He spoke about how he would treat someone nicely if that person had treated him nicely -- even using that rationale to defend Russian President Vladimir Putin from charges of murdering his political opponents.
That attitude has continued even after his election, to the point where he appears to feel obliged to mingle with dues-paying members of Mar-a-Lago and his other properties. During the transition, he visited with a dinner reception at his golf club in Bedminster, New Jersey, during a weekend trip there and bragged about all the Cabinet interviews he was planning to hold there the next day. He has reportedly solicited Mar-a-Lago guests for their thoughts on policies he is considering.

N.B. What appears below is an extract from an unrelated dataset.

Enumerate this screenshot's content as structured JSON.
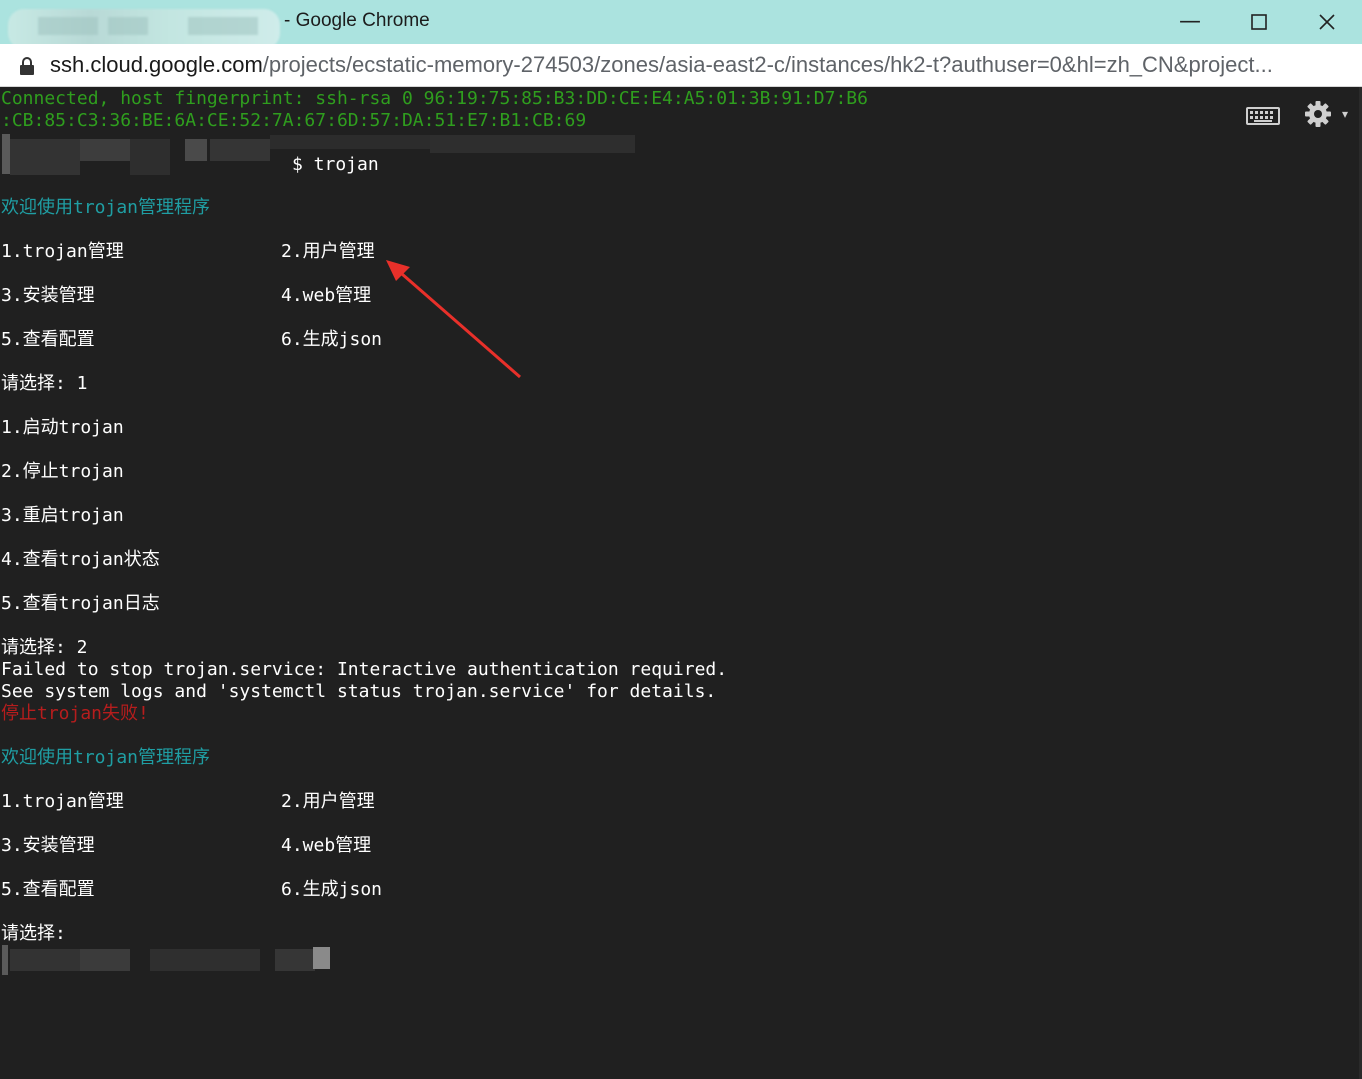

And during the visit of Japan's prime minister to Mar-a-Lago last month, Trump introduced Shinzo Abe to club members hosting a wedding reception. "They've been members of this club for a long time," Trump explained. "They've paid me a fortune."
"This pay-to-play game has got to stop. He's president of the United States. It's corruption of government," said Painter, now a law professor at the University of Minnesota and part of the legal team suing Trump over the payments his hotels are receiving from foreign entities, possibly in violation of the Constitution.
The Center for Responsive Politics' Maguire said Trump's behavior has disproven predictions by those who believed he would evolve to meet the decorum expected of the presidency. "The expectation was, once he gets into office, of course he won't be like this," Maguire said. "And, of course, he has."
Sign up for the HuffPost Must Reads newsletter. Each Sunday, we will bring you the best original reporting, long form writing and breaking news from The Huffington Post and around the web, plus behind-the-scenes looks at how it's all made. Click here to sign up.
Posted in accordance with Title 17, Section 107, US Code, for noncommercial, educational purposes.